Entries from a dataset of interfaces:

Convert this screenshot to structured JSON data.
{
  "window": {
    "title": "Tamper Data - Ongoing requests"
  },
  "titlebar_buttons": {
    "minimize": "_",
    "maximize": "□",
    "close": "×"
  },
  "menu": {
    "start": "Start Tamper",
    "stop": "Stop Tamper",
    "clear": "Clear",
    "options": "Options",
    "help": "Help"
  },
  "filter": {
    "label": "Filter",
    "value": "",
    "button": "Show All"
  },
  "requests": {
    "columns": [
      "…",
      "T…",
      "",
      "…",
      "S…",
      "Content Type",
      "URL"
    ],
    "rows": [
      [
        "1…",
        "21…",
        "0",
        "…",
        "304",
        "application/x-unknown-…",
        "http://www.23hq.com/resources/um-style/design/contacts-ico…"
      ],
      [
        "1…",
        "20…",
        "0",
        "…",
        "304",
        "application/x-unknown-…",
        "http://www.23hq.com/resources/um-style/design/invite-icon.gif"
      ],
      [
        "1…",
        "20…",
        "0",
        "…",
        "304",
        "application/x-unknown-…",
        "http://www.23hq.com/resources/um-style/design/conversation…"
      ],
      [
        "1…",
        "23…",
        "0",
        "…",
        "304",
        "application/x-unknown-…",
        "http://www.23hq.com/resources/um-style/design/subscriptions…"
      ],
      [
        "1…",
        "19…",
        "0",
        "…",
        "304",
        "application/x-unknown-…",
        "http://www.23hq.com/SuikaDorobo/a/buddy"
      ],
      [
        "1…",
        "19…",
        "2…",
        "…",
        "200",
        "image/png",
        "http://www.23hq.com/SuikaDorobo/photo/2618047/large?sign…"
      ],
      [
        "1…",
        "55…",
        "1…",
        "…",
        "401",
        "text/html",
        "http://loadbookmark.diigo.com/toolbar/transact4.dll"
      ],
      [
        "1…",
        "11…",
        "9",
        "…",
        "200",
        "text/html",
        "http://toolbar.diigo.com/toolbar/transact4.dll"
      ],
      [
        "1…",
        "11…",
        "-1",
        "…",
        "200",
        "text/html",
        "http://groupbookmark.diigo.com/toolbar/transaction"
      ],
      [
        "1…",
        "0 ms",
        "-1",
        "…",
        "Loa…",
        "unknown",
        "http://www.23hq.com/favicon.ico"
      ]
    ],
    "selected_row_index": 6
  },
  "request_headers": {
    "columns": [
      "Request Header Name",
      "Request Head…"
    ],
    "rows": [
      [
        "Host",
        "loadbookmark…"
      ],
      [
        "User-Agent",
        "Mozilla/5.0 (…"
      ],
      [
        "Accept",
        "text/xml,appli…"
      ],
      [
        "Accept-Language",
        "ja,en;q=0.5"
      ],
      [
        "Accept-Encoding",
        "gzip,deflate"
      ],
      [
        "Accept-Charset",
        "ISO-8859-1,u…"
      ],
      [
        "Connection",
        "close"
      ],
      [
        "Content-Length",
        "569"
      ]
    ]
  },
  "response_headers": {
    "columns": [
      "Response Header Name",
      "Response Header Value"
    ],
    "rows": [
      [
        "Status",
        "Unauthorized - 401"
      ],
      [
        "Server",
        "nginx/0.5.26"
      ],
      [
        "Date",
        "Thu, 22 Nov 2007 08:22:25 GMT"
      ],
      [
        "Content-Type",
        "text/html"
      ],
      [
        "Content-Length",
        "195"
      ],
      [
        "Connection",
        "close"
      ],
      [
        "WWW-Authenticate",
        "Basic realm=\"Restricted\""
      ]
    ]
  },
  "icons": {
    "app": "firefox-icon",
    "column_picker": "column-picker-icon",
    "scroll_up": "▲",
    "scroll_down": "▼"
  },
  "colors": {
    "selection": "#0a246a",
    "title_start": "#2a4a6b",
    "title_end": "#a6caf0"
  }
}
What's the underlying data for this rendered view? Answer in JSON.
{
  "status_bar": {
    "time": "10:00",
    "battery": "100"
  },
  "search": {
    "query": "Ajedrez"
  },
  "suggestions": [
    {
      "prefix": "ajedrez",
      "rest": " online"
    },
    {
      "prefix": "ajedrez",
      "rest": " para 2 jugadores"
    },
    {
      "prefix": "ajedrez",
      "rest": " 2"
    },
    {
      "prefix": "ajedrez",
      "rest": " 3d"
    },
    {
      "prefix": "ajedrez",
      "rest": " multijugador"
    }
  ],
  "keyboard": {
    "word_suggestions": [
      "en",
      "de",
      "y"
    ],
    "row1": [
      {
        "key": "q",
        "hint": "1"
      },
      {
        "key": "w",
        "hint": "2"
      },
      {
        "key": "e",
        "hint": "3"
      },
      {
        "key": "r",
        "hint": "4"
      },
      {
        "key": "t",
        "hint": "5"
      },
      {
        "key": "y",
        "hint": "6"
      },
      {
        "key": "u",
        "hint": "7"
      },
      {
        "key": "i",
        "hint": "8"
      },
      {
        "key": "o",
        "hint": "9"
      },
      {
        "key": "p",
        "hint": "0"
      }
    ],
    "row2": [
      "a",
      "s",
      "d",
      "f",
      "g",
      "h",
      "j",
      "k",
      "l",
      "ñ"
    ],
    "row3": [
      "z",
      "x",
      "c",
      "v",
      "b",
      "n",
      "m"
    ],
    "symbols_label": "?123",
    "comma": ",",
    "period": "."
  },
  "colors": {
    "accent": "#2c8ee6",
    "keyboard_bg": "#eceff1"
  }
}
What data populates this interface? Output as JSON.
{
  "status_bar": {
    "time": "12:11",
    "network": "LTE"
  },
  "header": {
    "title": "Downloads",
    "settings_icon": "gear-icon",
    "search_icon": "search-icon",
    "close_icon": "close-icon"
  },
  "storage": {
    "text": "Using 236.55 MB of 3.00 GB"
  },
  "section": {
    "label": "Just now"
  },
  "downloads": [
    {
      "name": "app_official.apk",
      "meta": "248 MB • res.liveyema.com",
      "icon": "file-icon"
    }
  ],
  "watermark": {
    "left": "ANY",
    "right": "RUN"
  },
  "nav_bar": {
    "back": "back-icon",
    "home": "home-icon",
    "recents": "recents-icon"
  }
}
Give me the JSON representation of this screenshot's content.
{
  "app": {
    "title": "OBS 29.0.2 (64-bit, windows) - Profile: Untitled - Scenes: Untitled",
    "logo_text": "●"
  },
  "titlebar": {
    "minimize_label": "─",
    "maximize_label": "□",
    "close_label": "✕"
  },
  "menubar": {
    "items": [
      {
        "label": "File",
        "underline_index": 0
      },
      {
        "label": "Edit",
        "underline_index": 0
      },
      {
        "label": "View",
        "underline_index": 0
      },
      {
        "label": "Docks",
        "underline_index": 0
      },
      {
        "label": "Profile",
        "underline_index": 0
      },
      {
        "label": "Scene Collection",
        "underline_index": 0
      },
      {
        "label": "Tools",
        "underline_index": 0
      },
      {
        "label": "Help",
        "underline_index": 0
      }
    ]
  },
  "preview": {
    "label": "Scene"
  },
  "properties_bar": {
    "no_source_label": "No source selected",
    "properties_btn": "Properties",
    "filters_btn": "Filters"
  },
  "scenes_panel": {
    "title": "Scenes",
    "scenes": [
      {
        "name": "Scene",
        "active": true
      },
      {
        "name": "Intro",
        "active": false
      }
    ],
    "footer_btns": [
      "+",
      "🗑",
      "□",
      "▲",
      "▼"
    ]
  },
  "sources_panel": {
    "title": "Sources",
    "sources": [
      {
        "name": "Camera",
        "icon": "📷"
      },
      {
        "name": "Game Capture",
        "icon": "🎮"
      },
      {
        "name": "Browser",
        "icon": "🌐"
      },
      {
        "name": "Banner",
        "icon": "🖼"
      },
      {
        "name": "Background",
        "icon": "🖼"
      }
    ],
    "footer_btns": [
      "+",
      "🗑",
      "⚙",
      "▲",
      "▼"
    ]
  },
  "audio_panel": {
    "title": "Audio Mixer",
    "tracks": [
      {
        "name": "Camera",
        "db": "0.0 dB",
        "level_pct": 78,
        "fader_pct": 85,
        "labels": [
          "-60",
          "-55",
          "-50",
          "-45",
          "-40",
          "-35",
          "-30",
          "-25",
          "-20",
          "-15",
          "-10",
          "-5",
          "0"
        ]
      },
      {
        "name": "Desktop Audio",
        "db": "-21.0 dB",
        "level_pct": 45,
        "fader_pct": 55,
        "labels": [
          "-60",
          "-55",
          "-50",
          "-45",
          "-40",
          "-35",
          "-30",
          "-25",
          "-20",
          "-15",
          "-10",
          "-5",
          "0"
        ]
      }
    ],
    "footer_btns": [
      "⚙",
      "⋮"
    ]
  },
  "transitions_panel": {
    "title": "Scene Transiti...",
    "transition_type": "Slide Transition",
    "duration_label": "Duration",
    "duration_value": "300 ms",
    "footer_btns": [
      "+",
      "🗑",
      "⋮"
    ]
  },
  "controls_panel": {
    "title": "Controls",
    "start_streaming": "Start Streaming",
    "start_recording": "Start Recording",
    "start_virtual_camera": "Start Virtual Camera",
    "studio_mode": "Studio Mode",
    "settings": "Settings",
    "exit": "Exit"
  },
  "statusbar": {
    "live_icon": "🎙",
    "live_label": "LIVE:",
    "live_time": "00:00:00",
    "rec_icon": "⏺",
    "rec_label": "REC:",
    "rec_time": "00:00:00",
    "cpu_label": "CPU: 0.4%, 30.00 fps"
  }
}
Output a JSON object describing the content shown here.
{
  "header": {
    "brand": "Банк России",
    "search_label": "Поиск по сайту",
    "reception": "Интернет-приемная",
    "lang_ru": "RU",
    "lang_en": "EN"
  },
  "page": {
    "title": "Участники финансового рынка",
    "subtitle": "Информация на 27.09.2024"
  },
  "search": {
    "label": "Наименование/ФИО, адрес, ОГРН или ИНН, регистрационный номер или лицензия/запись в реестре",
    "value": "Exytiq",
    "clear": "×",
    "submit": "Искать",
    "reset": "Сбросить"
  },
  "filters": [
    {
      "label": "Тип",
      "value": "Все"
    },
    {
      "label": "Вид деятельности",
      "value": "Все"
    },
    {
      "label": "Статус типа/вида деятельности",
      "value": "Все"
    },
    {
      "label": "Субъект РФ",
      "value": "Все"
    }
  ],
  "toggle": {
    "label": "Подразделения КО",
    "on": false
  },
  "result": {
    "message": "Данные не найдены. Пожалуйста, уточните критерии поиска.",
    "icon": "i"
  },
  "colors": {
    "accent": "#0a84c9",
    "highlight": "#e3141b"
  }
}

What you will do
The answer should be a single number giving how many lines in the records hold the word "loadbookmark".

Response area
2